|Clarity - should it be next to godliness instead of cleanliness? I think so!|
“It's time that we became uber-efficient with our knowledge-based logistical paradigm shifts.”
Would anyone care to translate this garbage? It is not the worst example either.
How about “It's time to revamp and reboot our optional incremental programming.”?
Something needs rebooting here. I would say whoever came up with that needs reminding (and often I suspect) that the primary purpose of language is to communicate clearly. How do we get through to the culprits more words does not necessarily mean better communication?
|Clarity of thought should lead to clarity of expression|
One advantage of writing flash fiction (which is my other writing “hat”) is it teaches you to write succinctly as there’s no room for anything not crucial to the story. Having to write to meet the demands of flash fiction carries over into other creative work, which is no bad thing. I’ve found it has shown me what my “wasted” words are.

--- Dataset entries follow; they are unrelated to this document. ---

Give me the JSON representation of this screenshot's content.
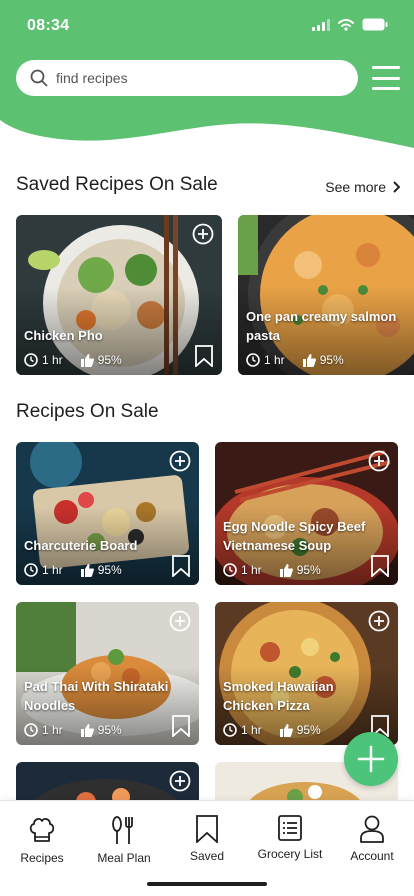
{
  "status_bar": {
    "time": "08:34"
  },
  "search": {
    "placeholder": "find recipes"
  },
  "saved_section": {
    "title": "Saved Recipes On Sale",
    "see_more": "See more"
  },
  "saved_recipes": [
    {
      "title": "Chicken Pho",
      "time": "1 hr",
      "rating": "95%"
    },
    {
      "title": "One pan creamy salmon pasta",
      "time": "1 hr",
      "rating": "95%"
    }
  ],
  "sale_section": {
    "title": "Recipes On Sale"
  },
  "sale_recipes": [
    {
      "title": "Charcuterie Board",
      "time": "1 hr",
      "rating": "95%"
    },
    {
      "title": "Egg Noodle Spicy Beef Vietnamese Soup",
      "time": "1 hr",
      "rating": "95%"
    },
    {
      "title": "Pad Thai With Shirataki Noodles",
      "time": "1 hr",
      "rating": "95%"
    },
    {
      "title": "Smoked Hawaiian Chicken Pizza",
      "time": "1 hr",
      "rating": "95%"
    }
  ],
  "nav": {
    "recipes": "Recipes",
    "meal_plan": "Meal Plan",
    "saved": "Saved",
    "grocery_list": "Grocery List",
    "account": "Account"
  },
  "colors": {
    "brand_green": "#5cc272",
    "fab_green": "#4cc47a"
  },
  "icons": [
    "search-icon",
    "menu-icon",
    "chevron-right-icon",
    "add-circle-icon",
    "clock-icon",
    "thumbs-up-icon",
    "bookmark-icon",
    "plus-icon",
    "chef-hat-icon",
    "fork-knife-icon",
    "list-icon",
    "user-icon"
  ]
}
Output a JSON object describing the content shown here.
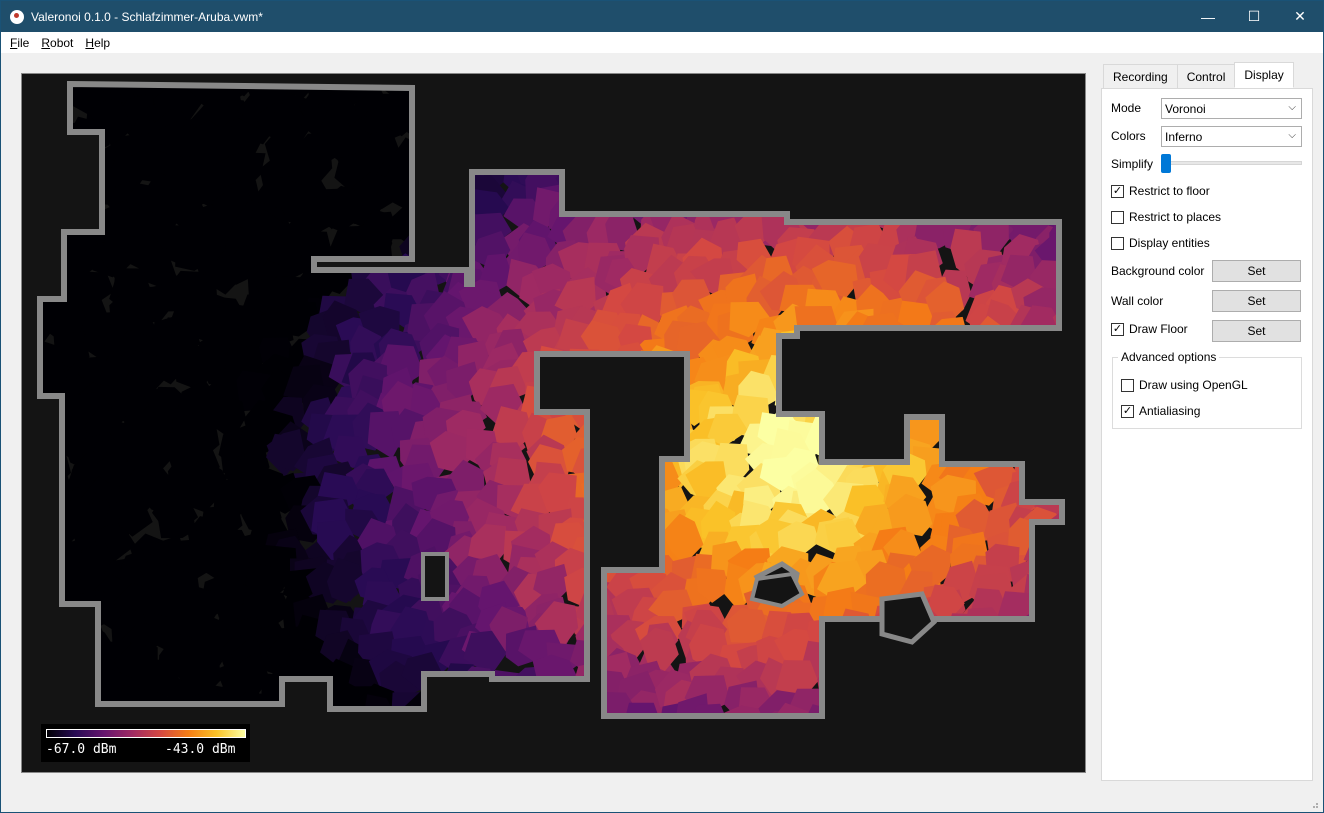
{
  "window": {
    "title": "Valeronoi 0.1.0 - Schlafzimmer-Aruba.vwm*",
    "minimize_glyph": "—",
    "maximize_glyph": "☐",
    "close_glyph": "✕"
  },
  "menu": {
    "items": [
      {
        "label": "File",
        "accel": "F",
        "rest": "ile"
      },
      {
        "label": "Robot",
        "accel": "R",
        "rest": "obot"
      },
      {
        "label": "Help",
        "accel": "H",
        "rest": "elp"
      }
    ]
  },
  "legend": {
    "min_label": "-67.0 dBm",
    "max_label": "-43.0 dBm",
    "colormap": [
      "#000004",
      "#280b54",
      "#65156e",
      "#9f2a63",
      "#d44842",
      "#f57d15",
      "#fac228",
      "#fcffa4"
    ]
  },
  "colors": {
    "background": "#141414",
    "wall": "#888888",
    "titlebar": "#1f4e6b",
    "accent": "#0078d7"
  },
  "tabs": [
    {
      "label": "Recording",
      "active": false
    },
    {
      "label": "Control",
      "active": false
    },
    {
      "label": "Display",
      "active": true
    }
  ],
  "display": {
    "mode_label": "Mode",
    "mode_value": "Voronoi",
    "colors_label": "Colors",
    "colors_value": "Inferno",
    "simplify_label": "Simplify",
    "simplify_value": 0,
    "restrict_floor_label": "Restrict to floor",
    "restrict_floor_checked": true,
    "restrict_places_label": "Restrict to places",
    "restrict_places_checked": false,
    "display_entities_label": "Display entities",
    "display_entities_checked": false,
    "background_color_label": "Background color",
    "background_color_button": "Set",
    "wall_color_label": "Wall color",
    "wall_color_button": "Set",
    "draw_floor_label": "Draw Floor",
    "draw_floor_checked": true,
    "draw_floor_button": "Set",
    "advanced_title": "Advanced options",
    "opengl_label": "Draw using OpenGL",
    "opengl_checked": false,
    "antialiasing_label": "Antialiasing",
    "antialiasing_checked": true
  }
}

Mine are “very” and “actually” and I will be going through this piece carefully to make sure there are none here, other than those obviously!
|Editing is a vital tool in the campaign to be clear.|

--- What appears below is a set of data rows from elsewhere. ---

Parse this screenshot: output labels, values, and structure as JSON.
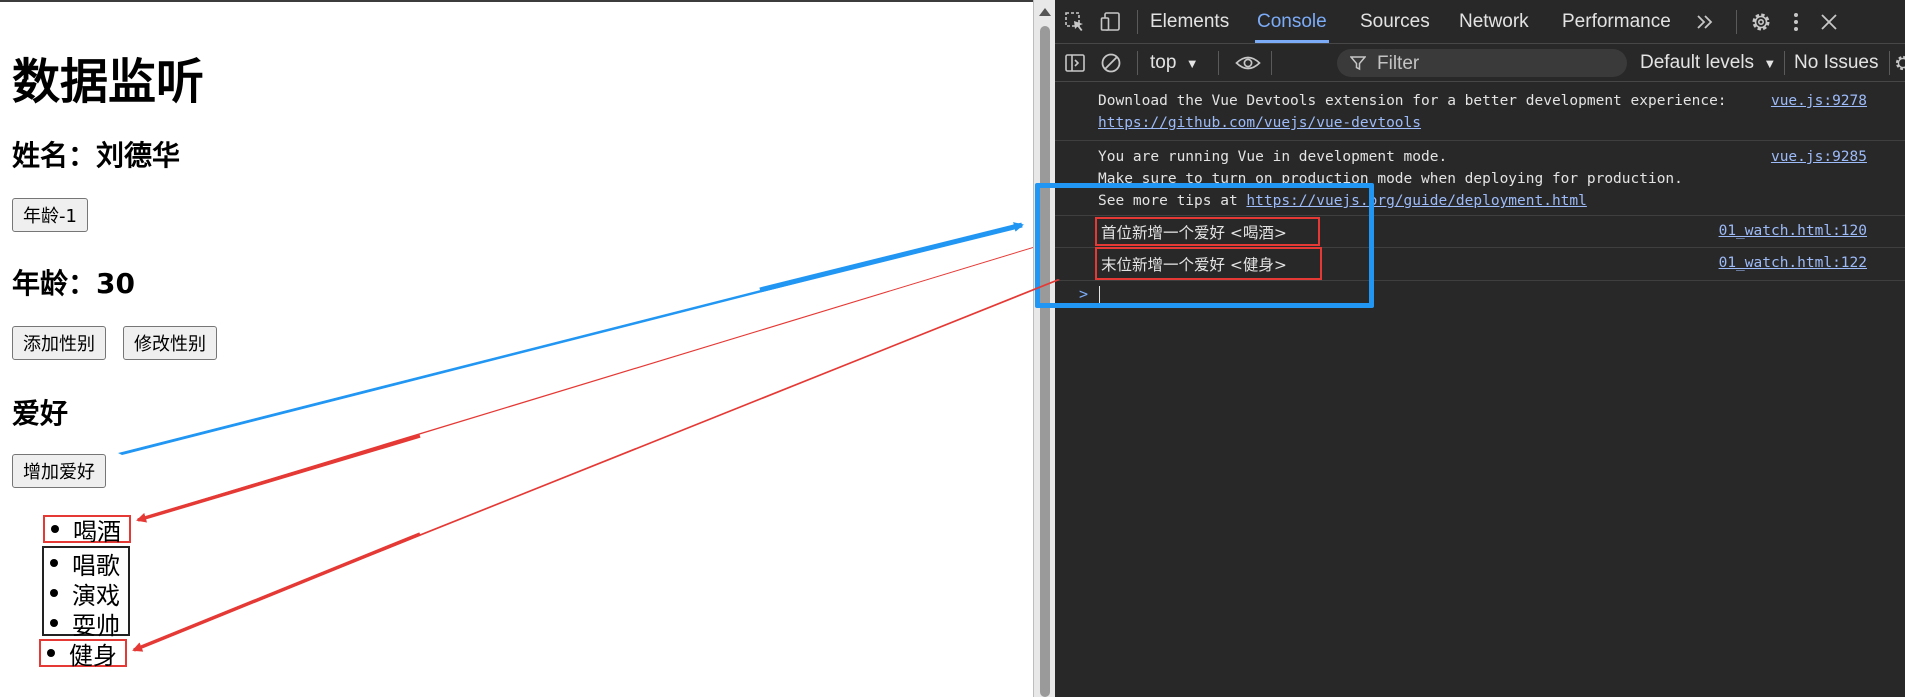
{
  "page": {
    "title": "数据监听",
    "name_line": "姓名：刘德华",
    "age_minus_button": "年龄-1",
    "age_line": "年龄：30",
    "add_gender_button": "添加性别",
    "modify_gender_button": "修改性别",
    "hobbies_heading": "爱好",
    "add_hobby_button": "增加爱好",
    "hobbies": [
      "喝酒",
      "唱歌",
      "演戏",
      "耍帅",
      "健身"
    ]
  },
  "devtools": {
    "tabs": [
      "Elements",
      "Console",
      "Sources",
      "Network",
      "Performance"
    ],
    "active_tab": "Console",
    "more_tabs_icon": "chevrons-right-icon",
    "toolbar": {
      "context": "top",
      "filter_placeholder": "Filter",
      "levels": "Default levels",
      "issues": "No Issues"
    },
    "messages": [
      {
        "line1": "Download the Vue Devtools extension for a better development experience:",
        "link": "https://github.com/vuejs/vue-devtools",
        "source": "vue.js:9278"
      },
      {
        "line1": "You are running Vue in development mode.",
        "line2": "Make sure to turn on production mode when deploying for production.",
        "line3_prefix": "See more tips at ",
        "line3_link": "https://vuejs.org/guide/deployment.html",
        "source": "vue.js:9285"
      },
      {
        "text": "首位新增一个爱好 <喝酒>",
        "source": "01_watch.html:120"
      },
      {
        "text": "末位新增一个爱好 <健身>",
        "source": "01_watch.html:122"
      }
    ],
    "prompt": ">"
  },
  "colors": {
    "annotation_red": "#e53935",
    "annotation_blue": "#2196f3",
    "devtools_bg": "#282828",
    "active_tab": "#7cacf8",
    "link": "#9dbbf9"
  }
}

My favourite recent example of grammatical inaccuracy was on social media and showed a magazine headline claiming “X loves cooking her family and her pets”. No commas, whatsoever. Should X invite me to dinner, I’m turning it down. I would suggest you do the same or pick X’s vegetarian option!
|Love the idea of a new world emerging from what we write but it must be clearly set up!|
Of course it isn’t. There is never time for biting the bullet with cliches and what someone thinks sounds important but is just nonsense.
There is a place for nonsense writing and for me that’s in the wonderful verse of Edward Lear, Lewis Carroll and the like. Those great writers knew what they were doing and were happily playing with words, which is a joy to do. The contributors to the gobbledygook generator are merely mangling and crushing all meaning out of the words they are using. Shakespeare would turn in his grave.
We can follow no better example than our Lord's when it comes to simple, clear storytelling.
|The world is becoming smaller due to technology but this makes clarity even more essential|